*Task requirements*: In the records that follow, locate every line with "icon" and extract it.

Stored items from a collection
----

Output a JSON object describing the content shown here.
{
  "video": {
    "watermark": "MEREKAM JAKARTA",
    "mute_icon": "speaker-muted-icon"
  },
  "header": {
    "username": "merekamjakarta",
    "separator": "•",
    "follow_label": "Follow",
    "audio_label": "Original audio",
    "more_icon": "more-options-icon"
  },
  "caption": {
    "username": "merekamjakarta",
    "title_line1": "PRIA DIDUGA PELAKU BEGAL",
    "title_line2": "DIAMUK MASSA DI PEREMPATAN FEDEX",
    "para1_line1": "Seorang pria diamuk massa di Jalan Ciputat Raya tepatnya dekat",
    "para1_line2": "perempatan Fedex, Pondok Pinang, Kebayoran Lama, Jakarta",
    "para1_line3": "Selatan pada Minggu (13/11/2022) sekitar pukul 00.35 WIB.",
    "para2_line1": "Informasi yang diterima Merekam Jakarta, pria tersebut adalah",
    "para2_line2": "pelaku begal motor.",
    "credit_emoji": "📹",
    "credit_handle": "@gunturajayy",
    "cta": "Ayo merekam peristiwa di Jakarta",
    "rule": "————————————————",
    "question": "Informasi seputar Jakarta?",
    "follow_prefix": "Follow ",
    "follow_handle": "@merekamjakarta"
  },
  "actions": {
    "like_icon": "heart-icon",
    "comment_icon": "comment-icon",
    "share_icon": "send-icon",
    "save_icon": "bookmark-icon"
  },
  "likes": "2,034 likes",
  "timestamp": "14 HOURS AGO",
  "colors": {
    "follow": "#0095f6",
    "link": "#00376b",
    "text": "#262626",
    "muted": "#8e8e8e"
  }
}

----

*Answer for this exercise*:
    "mute_icon": "speaker-muted-icon"
    "more_icon": "more-options-icon"
    "like_icon": "heart-icon",
    "comment_icon": "comment-icon",
    "share_icon": "send-icon",
    "save_icon": "bookmark-icon"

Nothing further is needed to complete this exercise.